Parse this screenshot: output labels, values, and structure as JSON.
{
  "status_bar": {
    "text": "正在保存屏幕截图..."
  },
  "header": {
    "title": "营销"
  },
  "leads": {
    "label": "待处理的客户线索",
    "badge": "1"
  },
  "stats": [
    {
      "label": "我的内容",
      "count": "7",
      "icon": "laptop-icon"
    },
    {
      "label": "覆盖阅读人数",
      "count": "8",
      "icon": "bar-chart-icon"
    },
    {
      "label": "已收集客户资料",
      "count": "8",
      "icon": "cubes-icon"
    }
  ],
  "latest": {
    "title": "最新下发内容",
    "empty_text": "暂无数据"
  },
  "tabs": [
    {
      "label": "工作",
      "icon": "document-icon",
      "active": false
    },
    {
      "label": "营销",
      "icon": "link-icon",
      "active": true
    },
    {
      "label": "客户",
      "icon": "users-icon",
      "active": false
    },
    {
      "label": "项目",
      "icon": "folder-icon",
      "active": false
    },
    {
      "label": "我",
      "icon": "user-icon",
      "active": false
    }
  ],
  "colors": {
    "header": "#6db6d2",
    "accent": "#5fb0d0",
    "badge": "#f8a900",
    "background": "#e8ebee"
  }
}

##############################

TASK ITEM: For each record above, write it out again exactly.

FINISHED TASK:
Parse this screenshot: output labels, values, and structure as JSON.
{
  "status_bar": {
    "text": "正在保存屏幕截图..."
  },
  "header": {
    "title": "营销"
  },
  "leads": {
    "label": "待处理的客户线索",
    "badge": "1"
  },
  "stats": [
    {
      "label": "我的内容",
      "count": "7",
      "icon": "laptop-icon"
    },
    {
      "label": "覆盖阅读人数",
      "count": "8",
      "icon": "bar-chart-icon"
    },
    {
      "label": "已收集客户资料",
      "count": "8",
      "icon": "cubes-icon"
    }
  ],
  "latest": {
    "title": "最新下发内容",
    "empty_text": "暂无数据"
  },
  "tabs": [
    {
      "label": "工作",
      "icon": "document-icon",
      "active": false
    },
    {
      "label": "营销",
      "icon": "link-icon",
      "active": true
    },
    {
      "label": "客户",
      "icon": "users-icon",
      "active": false
    },
    {
      "label": "项目",
      "icon": "folder-icon",
      "active": false
    },
    {
      "label": "我",
      "icon": "user-icon",
      "active": false
    }
  ],
  "colors": {
    "header": "#6db6d2",
    "accent": "#5fb0d0",
    "badge": "#f8a900",
    "background": "#e8ebee"
  }
}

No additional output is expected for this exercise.